Sunday, March 09, 2008

Congressional Candidates (New Mexico District #1) Speak About Global Poverty

A total of seven candidates are competing for the seat being vacated by Rep. Heather Wilson in the New Mexico First Congressional District. Each of the two parties will hold primary elections on June 3 to determine who will represent them in the November electoin.

There are two Republicans: Bernalillo County Sheriff Darren White and state Sen. Joe Carraro. Five Democrats have thrown their hat into the ring. I caught up with the four of the Democrats who participated in a forum sponsored by the organization Democratic Women of New Mexico on March 8. Those in attendance were ex city councilor Martin Heinrich, former state health secretary Michelle Lujan Grisham, attorney Robert Pidcock, and former secretary of state Rebecca Vigil-Giron. The fifth candidate, Jessica Wolfe, did not attend the forum. She is a former staff person for Gov. Bill Richardson.

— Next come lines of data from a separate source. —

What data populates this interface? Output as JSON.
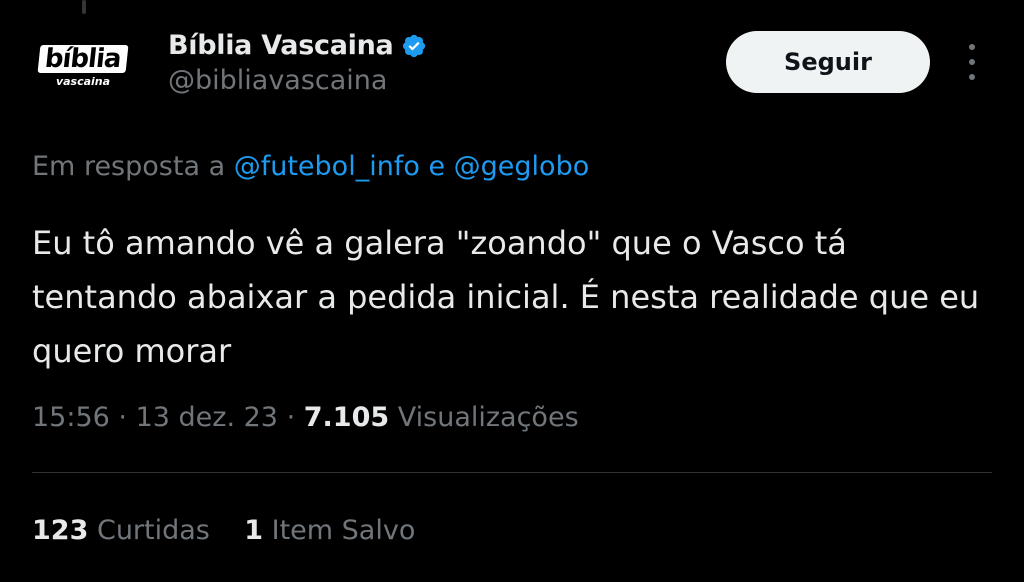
{
  "author": {
    "display_name": "Bíblia Vascaina",
    "handle": "@bibliavascaina",
    "avatar_logo_main": "bíblia",
    "avatar_logo_sub": "vascaina",
    "verified": true
  },
  "actions": {
    "follow_label": "Seguir",
    "more_icon": "more-dots-vertical"
  },
  "reply": {
    "prefix": "Em resposta a",
    "mention_1": "@futebol_info",
    "joiner": "e",
    "mention_2": "@geglobo"
  },
  "tweet": {
    "text": "Eu tô amando vê a galera \"zoando\" que o Vasco tá tentando abaixar a pedida inicial. É nesta realidade que eu quero morar"
  },
  "meta": {
    "time": "15:56",
    "sep": "·",
    "date": "13 dez. 23",
    "views_count": "7.105",
    "views_label": "Visualizações"
  },
  "stats": {
    "likes_count": "123",
    "likes_label": "Curtidas",
    "bookmarks_count": "1",
    "bookmarks_label": "Item Salvo"
  },
  "colors": {
    "background": "#000000",
    "text_primary": "#e7e9ea",
    "text_secondary": "#71767b",
    "link": "#1d9bf0",
    "divider": "#2f3336",
    "button_bg": "#eff3f4"
  }
}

I asked the four candidates what their thoughts were on increasing poverty-focused development assistance and whether they were familiar with the Global Poverty Act and the U.N. Millennium Development Goals, which are the subject of our 2008 Offering of Letters. Incidentally, three of the candidates had heard of the MDGs but didn't know a whole lot about them, and one had not heard of the goals at all. They all asked for more information. (All got the Bread for the World position sheet on poverty-focused development assistance).

As I wrote in a related piece in the Bread blog, it is often up to us Bread members (and allies) to ensure that global poverty becomes part of the discussion during debates and forums this election season.

Please note that this post is NOT INTENDED to promote any of the Democratic candidates. Bread for the World and The ONE Campaign are non-partisan. I will try to find forums where I can get ahold of Sheriff White and Sen. Carraro and ask them the same questions.

In the meantime, here are excerpts of comments from the four Democratic candidates (all of whom agreed to wear The ONE white band). I listed them alphabetically.

Martin Heinrich
I think it's just a matter of priorities. We need to realize that when we do invest in developing nations and in reducing poverty, that has such an enormous impact on how people feel about us as a nation.

(See) where we’ve put ourselves in the past seven or eight years, basically destroyed generations worth of goodwill worldwide.

A dollar spent on education, a dollar spent on finding ways for people to provide themselves…these are things that come back to us in terms of less money spent on military engagements, less money spent on all kinds of other problems...It's just like in the United States, where we realize that for every dollar spent on things like prevention, you typically save yourself five, six, seven dollars down the line. It's the same worldwide. And it just hasn't been a priority of the last administration in Washington.

Michelle Lujan-Grisham
The basic premise is to make sure that it’s a priority, that we recognize that…the poverty of another nation makes us all at risk.
(Poverty) has an impact on security. It has an impact on terrorism...

We ought to be a leader, and part of being a leader in ending global poverty is ending poverty here at home. We still have some of the highest poverty rates around the world. We have children and older folks, even with social security, way below the federal poverty guidelines who are malnourished, who don’t have access to basic services and basic needs. We need to be poverty busters here at home.

Robert Pidcock
The resources are there, if we care enough to go find them.
It’s just a matter of how we allocate national resources. Do you choose to spend the money in a war like Iraq, do you choose to spend the money on subsidies for oil companies?

I think everyone of those programs would have to be looked at individually. I don’t think we can throw that in a basket and say we’re going to fund all of those at some certain level…because it would have to be looked at individually for a program like clean water, and then individually for each country…

Rebecca Vigil-Giron
(To address the problems of poverty), of course we have to work with the United Nations.
I have experience of working and having access to individuals throughout the world.

For the candidates in the Angolan election that I observed (in the early 1990s), it was about clean water, it was about clean streets, it was about providing education, these were the issues that the presidential candidates that were flying around the country addressed…we will bring clean water to you, we will bring education to your children, we will bring jobs….I mean, they were excited about clean water.


michelle meaders said...

Thanks for asking them, and for sharing it with us. I was sorry that poverty or foreign aid didn't come up in the forum, even in connection with school achievement under No Child Left Behind. I hope there will be many more candidate forums, and that they will be well-publicized and on important topics like this. (I'm a member of the ONE campaign.) By the way, which congressional candidate didn't know about the MDGs?

Bread for the World-New Mexico Blog said...

Michelle: Thank you for your comments on the blog post. In defense of the candidate who did not know about the MDGS, that candidate did give me a very thoughtful answer. That candidate's answer was perhaps better than the one from one of the other candidates, who started talking to me about homelessness in Albuquerque when I asked about global poverty. (I left those comments out and put in the relevant stuff).

Still, in my humble opinion, everyone running for Congress should at least know of the existence of the MDGs. The candidate who had not heard about them is the one who does not have a record of public service.